• _Aim of the task_: The task calls for every entry to be printed word for word, without the images.

• _Supplied data_:
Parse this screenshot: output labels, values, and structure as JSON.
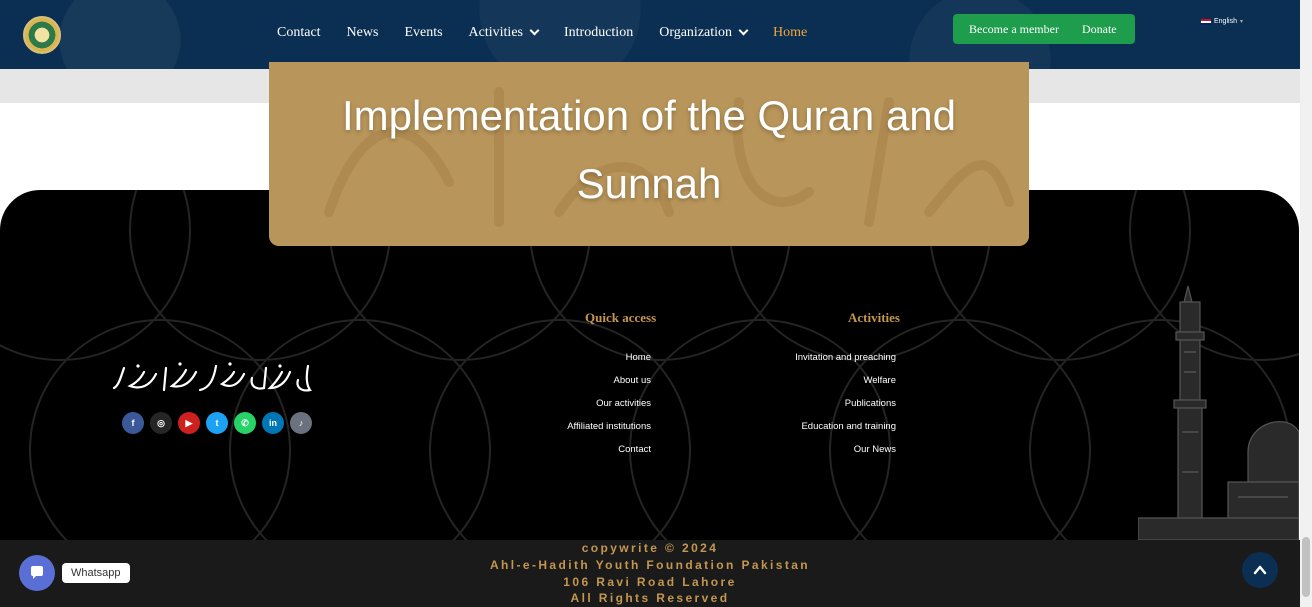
{
  "header": {
    "nav": [
      {
        "label": "Contact"
      },
      {
        "label": "News"
      },
      {
        "label": "Events"
      },
      {
        "label": "Activities",
        "dropdown": true
      },
      {
        "label": "Introduction"
      },
      {
        "label": "Organization",
        "dropdown": true
      },
      {
        "label": "Home",
        "active": true
      }
    ],
    "become_member": "Become a member",
    "donate": "Donate",
    "language": "English",
    "colors": {
      "bg": "#0b2f52",
      "cta": "#1e9d4c",
      "active": "#f2a63b"
    }
  },
  "hero": {
    "title_line1": "Implementation of the Quran and",
    "title_line2": "Sunnah",
    "color": "#b8955a"
  },
  "footer": {
    "socials": [
      {
        "icon": "facebook-icon",
        "glyph": "f",
        "color": "#3b5998"
      },
      {
        "icon": "instagram-icon",
        "glyph": "◎",
        "color": "#262626"
      },
      {
        "icon": "youtube-icon",
        "glyph": "▶",
        "color": "#cd201f"
      },
      {
        "icon": "twitter-icon",
        "glyph": "t",
        "color": "#1da1f2"
      },
      {
        "icon": "whatsapp-icon",
        "glyph": "✆",
        "color": "#25d366"
      },
      {
        "icon": "linkedin-icon",
        "glyph": "in",
        "color": "#0077b5"
      },
      {
        "icon": "tiktok-icon",
        "glyph": "♪",
        "color": "#69727d"
      }
    ],
    "quick_access": {
      "title": "Quick access",
      "links": [
        "Home",
        "About us",
        "Our activities",
        "Affiliated institutions",
        "Contact"
      ]
    },
    "activities": {
      "title": "Activities",
      "links": [
        "Invitation and preaching",
        "Welfare",
        "Publications",
        "Education and training",
        "Our News"
      ]
    },
    "accent": "#c4964f"
  },
  "bottom": {
    "copyright": "copywrite © 2024",
    "org": "Ahl-e-Hadith Youth Foundation Pakistan",
    "address": "106 Ravi Road Lahore",
    "rights": "All Rights Reserved"
  },
  "widgets": {
    "whatsapp_label": "Whatsapp"
  }
}
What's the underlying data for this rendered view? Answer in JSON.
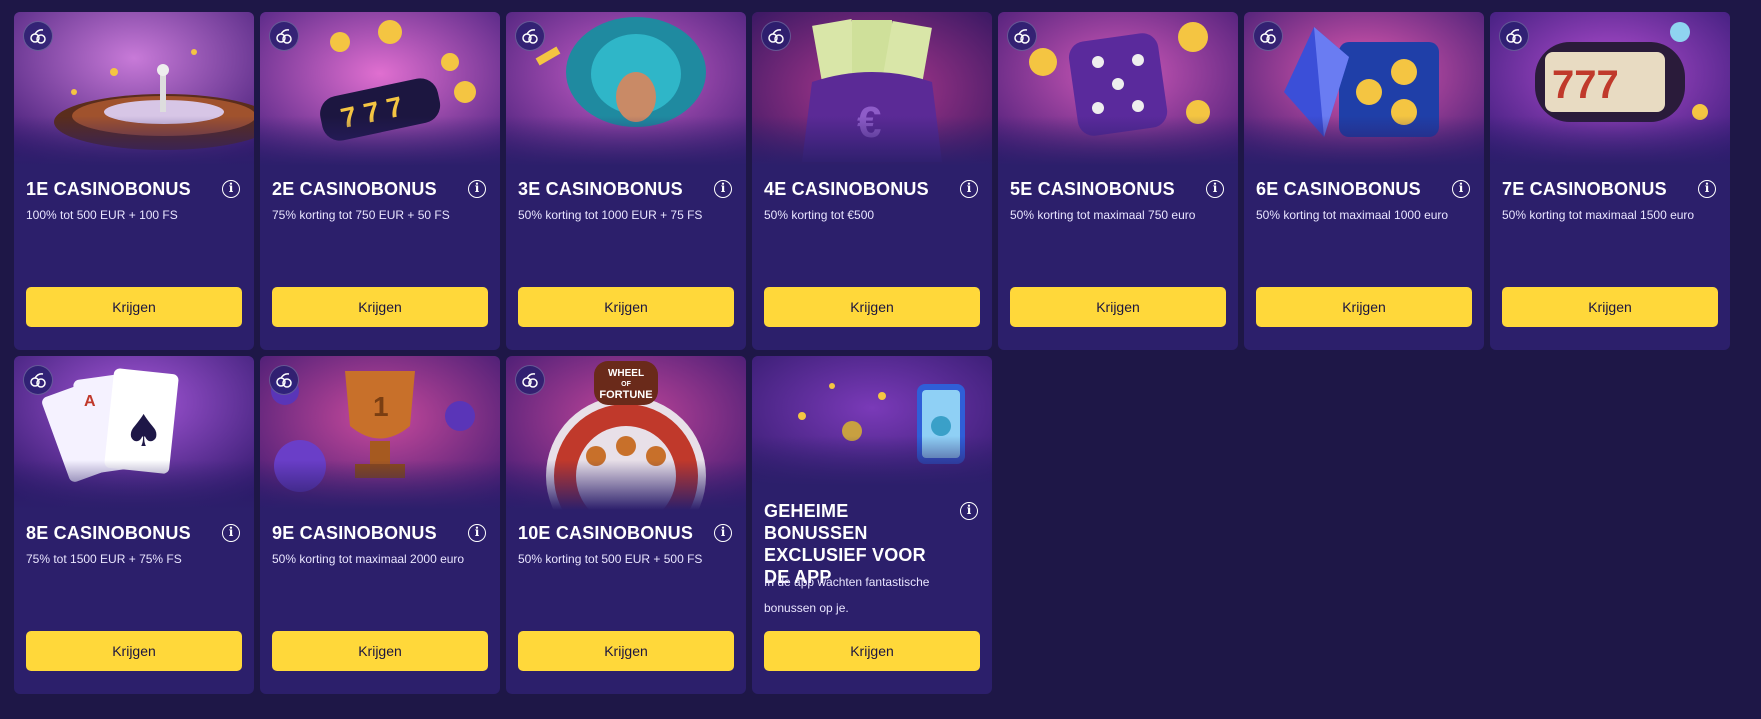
{
  "bonuses": [
    {
      "title": "1E CASINOBONUS",
      "desc": "100% tot 500 EUR + 100 FS",
      "button": "Krijgen",
      "art": "roulette"
    },
    {
      "title": "2E CASINOBONUS",
      "desc": "75% korting tot 750 EUR + 50 FS",
      "button": "Krijgen",
      "art": "slot-777"
    },
    {
      "title": "3E CASINOBONUS",
      "desc": "50% korting tot 1000 EUR + 75 FS",
      "button": "Krijgen",
      "art": "carnival-dancer"
    },
    {
      "title": "4E CASINOBONUS",
      "desc": "50% korting tot €500",
      "button": "Krijgen",
      "art": "money-bag"
    },
    {
      "title": "5E CASINOBONUS",
      "desc": "50% korting tot maximaal 750 euro",
      "button": "Krijgen",
      "art": "dice"
    },
    {
      "title": "6E CASINOBONUS",
      "desc": "50% korting tot maximaal 1000 euro",
      "button": "Krijgen",
      "art": "gem-reels"
    },
    {
      "title": "7E CASINOBONUS",
      "desc": "50% korting tot maximaal 1500 euro",
      "button": "Krijgen",
      "art": "slot-barrel"
    },
    {
      "title": "8E CASINOBONUS",
      "desc": "75% tot 1500 EUR + 75% FS",
      "button": "Krijgen",
      "art": "playing-cards"
    },
    {
      "title": "9E CASINOBONUS",
      "desc": "50% korting tot maximaal 2000 euro",
      "button": "Krijgen",
      "art": "trophy"
    },
    {
      "title": "10E CASINOBONUS",
      "desc": "50% korting tot 500 EUR + 500 FS",
      "button": "Krijgen",
      "art": "wheel-of-fortune",
      "art_text": [
        "WHEEL",
        "OF",
        "FORTUNE"
      ]
    },
    {
      "title": "GEHEIME BONUSSEN EXCLUSIEF VOOR DE APP",
      "desc": "In de app wachten fantastische bonussen op je.",
      "button": "Krijgen",
      "art": "phone-app"
    }
  ],
  "info_glyph": "i",
  "colors": {
    "background": "#1e1747",
    "card": "#2c1f6b",
    "button": "#ffd83a",
    "button_text": "#1c1640"
  }
}
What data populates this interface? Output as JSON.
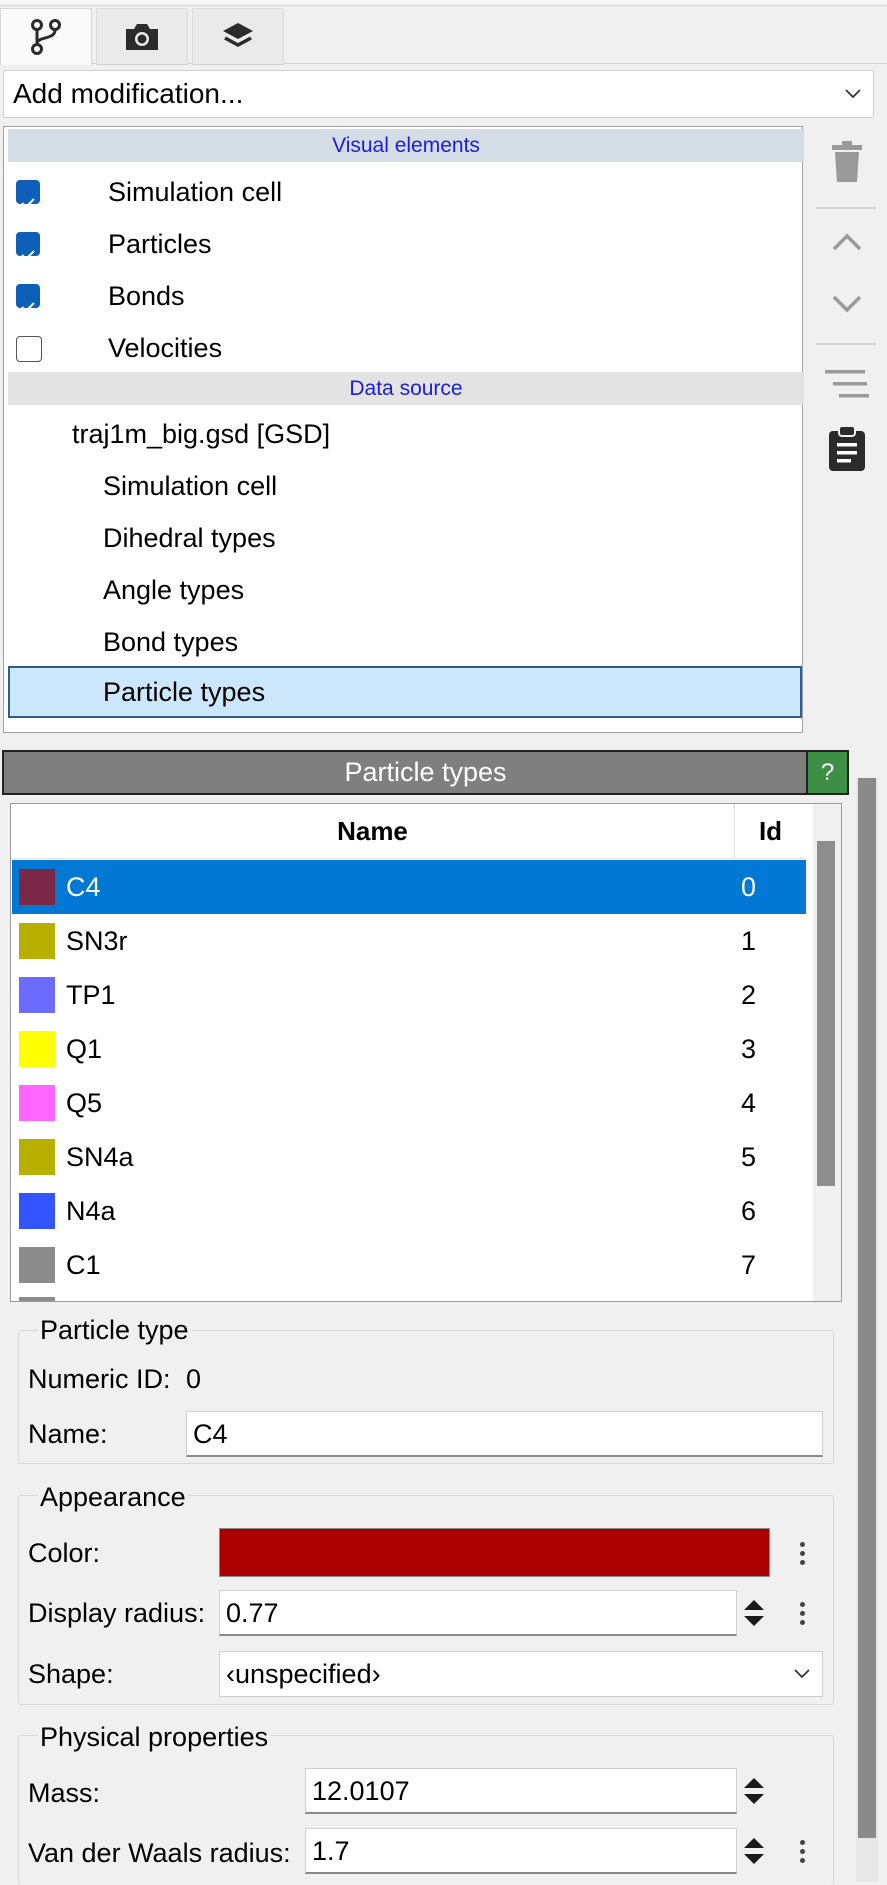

• _Exercise result_:
Parse this screenshot: output labels, values, and structure as JSON.
{
  "header": {
    "nav": [
      {
        "label": "Contact"
      },
      {
        "label": "News"
      },
      {
        "label": "Events"
      },
      {
        "label": "Activities",
        "dropdown": true
      },
      {
        "label": "Introduction"
      },
      {
        "label": "Organization",
        "dropdown": true
      },
      {
        "label": "Home",
        "active": true
      }
    ],
    "become_member": "Become a member",
    "donate": "Donate",
    "language": "English",
    "colors": {
      "bg": "#0b2f52",
      "cta": "#1e9d4c",
      "active": "#f2a63b"
    }
  },
  "hero": {
    "title_line1": "Implementation of the Quran and",
    "title_line2": "Sunnah",
    "color": "#b8955a"
  },
  "footer": {
    "socials": [
      {
        "icon": "facebook-icon",
        "glyph": "f",
        "color": "#3b5998"
      },
      {
        "icon": "instagram-icon",
        "glyph": "◎",
        "color": "#262626"
      },
      {
        "icon": "youtube-icon",
        "glyph": "▶",
        "color": "#cd201f"
      },
      {
        "icon": "twitter-icon",
        "glyph": "t",
        "color": "#1da1f2"
      },
      {
        "icon": "whatsapp-icon",
        "glyph": "✆",
        "color": "#25d366"
      },
      {
        "icon": "linkedin-icon",
        "glyph": "in",
        "color": "#0077b5"
      },
      {
        "icon": "tiktok-icon",
        "glyph": "♪",
        "color": "#69727d"
      }
    ],
    "quick_access": {
      "title": "Quick access",
      "links": [
        "Home",
        "About us",
        "Our activities",
        "Affiliated institutions",
        "Contact"
      ]
    },
    "activities": {
      "title": "Activities",
      "links": [
        "Invitation and preaching",
        "Welfare",
        "Publications",
        "Education and training",
        "Our News"
      ]
    },
    "accent": "#c4964f"
  },
  "bottom": {
    "copyright": "copywrite © 2024",
    "org": "Ahl-e-Hadith Youth Foundation Pakistan",
    "address": "106 Ravi Road Lahore",
    "rights": "All Rights Reserved"
  },
  "widgets": {
    "whatsapp_label": "Whatsapp"
  }
}
What's the underlying data for this rendered view? Answer in JSON.
{
  "bonuses": [
    {
      "title": "1E CASINOBONUS",
      "desc": "100% tot 500 EUR + 100 FS",
      "button": "Krijgen",
      "art": "roulette"
    },
    {
      "title": "2E CASINOBONUS",
      "desc": "75% korting tot 750 EUR + 50 FS",
      "button": "Krijgen",
      "art": "slot-777"
    },
    {
      "title": "3E CASINOBONUS",
      "desc": "50% korting tot 1000 EUR + 75 FS",
      "button": "Krijgen",
      "art": "carnival-dancer"
    },
    {
      "title": "4E CASINOBONUS",
      "desc": "50% korting tot €500",
      "button": "Krijgen",
      "art": "money-bag"
    },
    {
      "title": "5E CASINOBONUS",
      "desc": "50% korting tot maximaal 750 euro",
      "button": "Krijgen",
      "art": "dice"
    },
    {
      "title": "6E CASINOBONUS",
      "desc": "50% korting tot maximaal 1000 euro",
      "button": "Krijgen",
      "art": "gem-reels"
    },
    {
      "title": "7E CASINOBONUS",
      "desc": "50% korting tot maximaal 1500 euro",
      "button": "Krijgen",
      "art": "slot-barrel"
    },
    {
      "title": "8E CASINOBONUS",
      "desc": "75% tot 1500 EUR + 75% FS",
      "button": "Krijgen",
      "art": "playing-cards"
    },
    {
      "title": "9E CASINOBONUS",
      "desc": "50% korting tot maximaal 2000 euro",
      "button": "Krijgen",
      "art": "trophy"
    },
    {
      "title": "10E CASINOBONUS",
      "desc": "50% korting tot 500 EUR + 500 FS",
      "button": "Krijgen",
      "art": "wheel-of-fortune",
      "art_text": [
        "WHEEL",
        "OF",
        "FORTUNE"
      ]
    },
    {
      "title": "GEHEIME BONUSSEN EXCLUSIEF VOOR DE APP",
      "desc": "In de app wachten fantastische bonussen op je.",
      "button": "Krijgen",
      "art": "phone-app"
    }
  ],
  "info_glyph": "i",
  "colors": {
    "background": "#1e1747",
    "card": "#2c1f6b",
    "button": "#ffd83a",
    "button_text": "#1c1640"
  }
}
What data populates this interface? Output as JSON.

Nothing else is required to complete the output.